—Creation Cryptids: Mothman
The Mothman of Point[less] Pleasant, West Virginia, is sort of a weird cousin of mine. That is, one legend has it that the Mothman was spawned by the curse that Chief Cornstalk placed upon Point Pleasant as the white men he was trying to save betrayed and then murdered him [and his son]. And I’m distantly related to Chief Cornstalk, so there you go.
Now, a lot of misinformation has spread about what really occurred, thanks in no small part to a horribly inaccurate movie called The Mothman Prophecies  starring [ech!] Richard friggin Gere. The movie was based on an equally preposterous book  of the same title by author, parapscychologist, Fortean nutjob and all around opportunist John Keel. Keel wove a tale of outsider forces trying to warn a small West Virginia town of impending disaster, because, ya know, those alien outsider minds care about small hick towns, y’all.
The facts of the case, in brief, are thus:
On November 15, 1966, two young couples went to the TNT area of Point Pleasant [a common haunt for young drinkers], saw something and got spooked. They described the creature as the size of a man, with huge red eyes and wings folded against its back. Despite fleeing at about 100 miles per hour in a sheer panic, they say that the creature was able to pursue them. They reported the details of the incident to the authorities. The Mothman [originally called the “Big Bird”] was sighted off and on over the next 13 months, ending with the collapse of the Silver Bridge. In the meantime, it was given media attention and attracted the likes of UFOlogist Gray Barker [responsible for the Men in Black concept] and aforementioned Fortean imagineer John Alva Keel.
Conservative theories have suggested that it might have been a misidentified sandhill crane or an owl whose eyes were reflecting in the light of the moon, flashlights, headlights, et cetera. I lean toward the latter theory. The following explains why.
MothmanLives.com [a true believer site] has this to say about eyewitness accounts of the creature:
According to eyewitness accounts, Mothman stood much taller than an average man, at 7 feet tall, perhaps 8 feet. Its most prominent features were the massive wings spanning 10 feet across. Some accounts stated that small patches of feathers were spotted on the body and wings, some said the wings were featherless. Even more unusual were the huge, red, glowing eyes on the generally featureless face. Some eyewitnesses were unable to recall seeing a head; these reports stated the eyes were actually in the shoulder area where a neck and head “should” be. Few, if any, could remember details about the presence or type of feet the creature possessed.

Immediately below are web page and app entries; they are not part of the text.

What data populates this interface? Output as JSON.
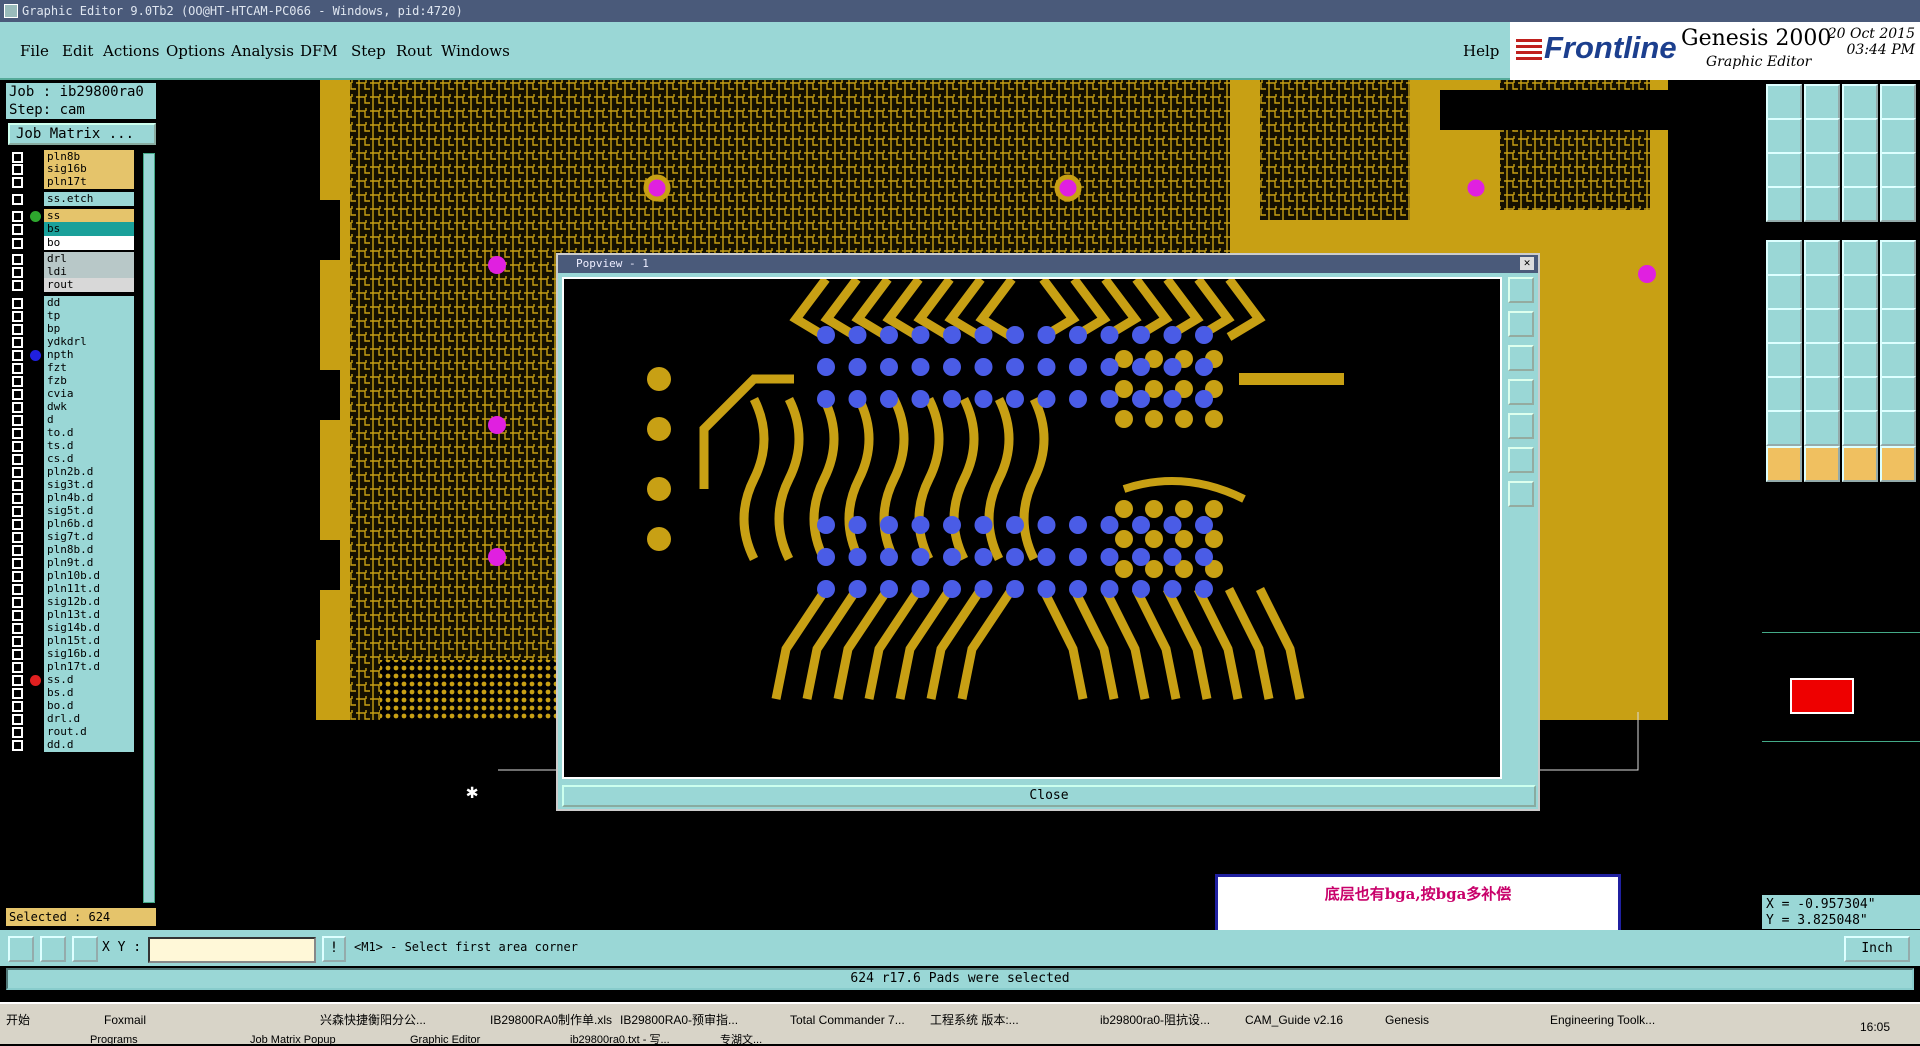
{
  "window_title": "Graphic Editor 9.0Tb2 (OO@HT-HTCAM-PC066 - Windows, pid:4720)",
  "menu": [
    "File",
    "Edit",
    "Actions",
    "Options",
    "Analysis",
    "DFM",
    "Step",
    "Rout",
    "Windows"
  ],
  "help": "Help",
  "brand": {
    "logo": "Frontline",
    "product": "Genesis 2000",
    "subtitle": "Graphic Editor",
    "date": "20 Oct 2015",
    "time": "03:44 PM"
  },
  "job": {
    "job": "Job : ib29800ra0",
    "step": "Step: cam",
    "matrix_button": "Job Matrix ..."
  },
  "layers": [
    {
      "name": "pln8b",
      "color": "#e5c46b"
    },
    {
      "name": "sig16b",
      "color": "#e5c46b"
    },
    {
      "name": "pln17t",
      "color": "#e5c46b"
    },
    {
      "name": "ss.etch",
      "color": "#9ad7d6"
    },
    {
      "name": "ss",
      "color": "#e5c46b",
      "dot": "#2ea82e"
    },
    {
      "name": "bs",
      "color": "#1aa09a"
    },
    {
      "name": "bo",
      "color": "#ffffff"
    },
    {
      "name": "drl",
      "color": "#b8c8c8"
    },
    {
      "name": "ldi",
      "color": "#b8c8c8"
    },
    {
      "name": "rout",
      "color": "#d8d8d8"
    },
    {
      "name": "dd",
      "color": "#9ad7d6"
    },
    {
      "name": "tp",
      "color": "#9ad7d6"
    },
    {
      "name": "bp",
      "color": "#9ad7d6"
    },
    {
      "name": "ydkdrl",
      "color": "#9ad7d6"
    },
    {
      "name": "npth",
      "color": "#9ad7d6",
      "dot": "#2020e0"
    },
    {
      "name": "fzt",
      "color": "#9ad7d6"
    },
    {
      "name": "fzb",
      "color": "#9ad7d6"
    },
    {
      "name": "cvia",
      "color": "#9ad7d6"
    },
    {
      "name": "dwk",
      "color": "#9ad7d6"
    },
    {
      "name": "d",
      "color": "#9ad7d6"
    },
    {
      "name": "to.d",
      "color": "#9ad7d6"
    },
    {
      "name": "ts.d",
      "color": "#9ad7d6"
    },
    {
      "name": "cs.d",
      "color": "#9ad7d6"
    },
    {
      "name": "pln2b.d",
      "color": "#9ad7d6"
    },
    {
      "name": "sig3t.d",
      "color": "#9ad7d6"
    },
    {
      "name": "pln4b.d",
      "color": "#9ad7d6"
    },
    {
      "name": "sig5t.d",
      "color": "#9ad7d6"
    },
    {
      "name": "pln6b.d",
      "color": "#9ad7d6"
    },
    {
      "name": "sig7t.d",
      "color": "#9ad7d6"
    },
    {
      "name": "pln8b.d",
      "color": "#9ad7d6"
    },
    {
      "name": "pln9t.d",
      "color": "#9ad7d6"
    },
    {
      "name": "pln10b.d",
      "color": "#9ad7d6"
    },
    {
      "name": "pln11t.d",
      "color": "#9ad7d6"
    },
    {
      "name": "sig12b.d",
      "color": "#9ad7d6"
    },
    {
      "name": "pln13t.d",
      "color": "#9ad7d6"
    },
    {
      "name": "sig14b.d",
      "color": "#9ad7d6"
    },
    {
      "name": "pln15t.d",
      "color": "#9ad7d6"
    },
    {
      "name": "sig16b.d",
      "color": "#9ad7d6"
    },
    {
      "name": "pln17t.d",
      "color": "#9ad7d6"
    },
    {
      "name": "ss.d",
      "color": "#9ad7d6",
      "dot": "#e02020"
    },
    {
      "name": "bs.d",
      "color": "#9ad7d6"
    },
    {
      "name": "bo.d",
      "color": "#9ad7d6"
    },
    {
      "name": "drl.d",
      "color": "#9ad7d6"
    },
    {
      "name": "rout.d",
      "color": "#9ad7d6"
    },
    {
      "name": "dd.d",
      "color": "#9ad7d6"
    }
  ],
  "selected": "Selected : 624",
  "popup": {
    "title": "Popview - 1",
    "close": "Close"
  },
  "note": "底层也有bga,按bga多补偿",
  "coords": {
    "x": "X = -0.957304\"",
    "y": "Y = 3.825048\""
  },
  "status": {
    "xy_label": "X Y :",
    "xy_value": "",
    "prompt": "<M1> - Select first area corner",
    "unit": "Inch"
  },
  "message": "624 r17.6 Pads were selected",
  "taskbar": {
    "start": "开始",
    "row1": [
      "Foxmail",
      "兴森快捷衡阳分公...",
      "IB29800RA0制作单.xls",
      "IB29800RA0-预审指...",
      "Total Commander 7...",
      "工程系统  版本:...",
      "ib29800ra0-阻抗设...",
      "CAM_Guide v2.16",
      "Genesis",
      "Engineering Toolk..."
    ],
    "row2": [
      "Programs",
      "Job Matrix Popup",
      "Graphic Editor",
      "ib29800ra0.txt - 写...",
      "专湖文..."
    ],
    "clock": "16:05"
  },
  "colors": {
    "copper": "#c8a014",
    "pad_blue": "#4a5ce6",
    "magenta": "#e020e0",
    "panel": "#9ad7d6"
  }
}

Eyewitnesses alleged that Mothman could fly without flapping its wings, and could match the speed of an automobile trying to flee at 100 miles an hour. The creature never seemed to flap its wings when rising from the ground — it evidently was able to rise and float above the earth’s surface with little or no effort, not making any sound or noise.nd M+DG. All rights reserved.
Here is an eyewitness’ sketch of the creature.
You’ll note that it looks a bit like a shadowy image of a big owl [perhaps a great horned owl] in a threat posture.
Given the fact that the incidents stopped when the tragedy of the December 15, 1967 Silver Bridge collapse occurred and hype gave way to horror, it seems safe to presume that the Mothman was born of mass hysteria driven by media attention. When a real horror reared its head, the citizens of Point Pleasant had no more stomache for fireside tales and other distractions. Reality steamrolled over their infatuation with fame and ghost tales.
Today it serves as a cautionary tale for cryptid hunters, though an imaginative statue of the creature and an annual Mothman Festival keep the legend alive. Most UFO enthusiasts try to link the Mothman with the Green Monster of Flatwoods, WV [an alleged alien encounter]. The festival is populated predominantly with occult and New Age supernaturalists, parapsychologists and UFO nuts.
Though legends of Bird Men abound, cryptozoologists might well keep in mind this farce in their investigations. When hysteria, bits of pocket fame and misidentified animals combine, false cryptids emerge.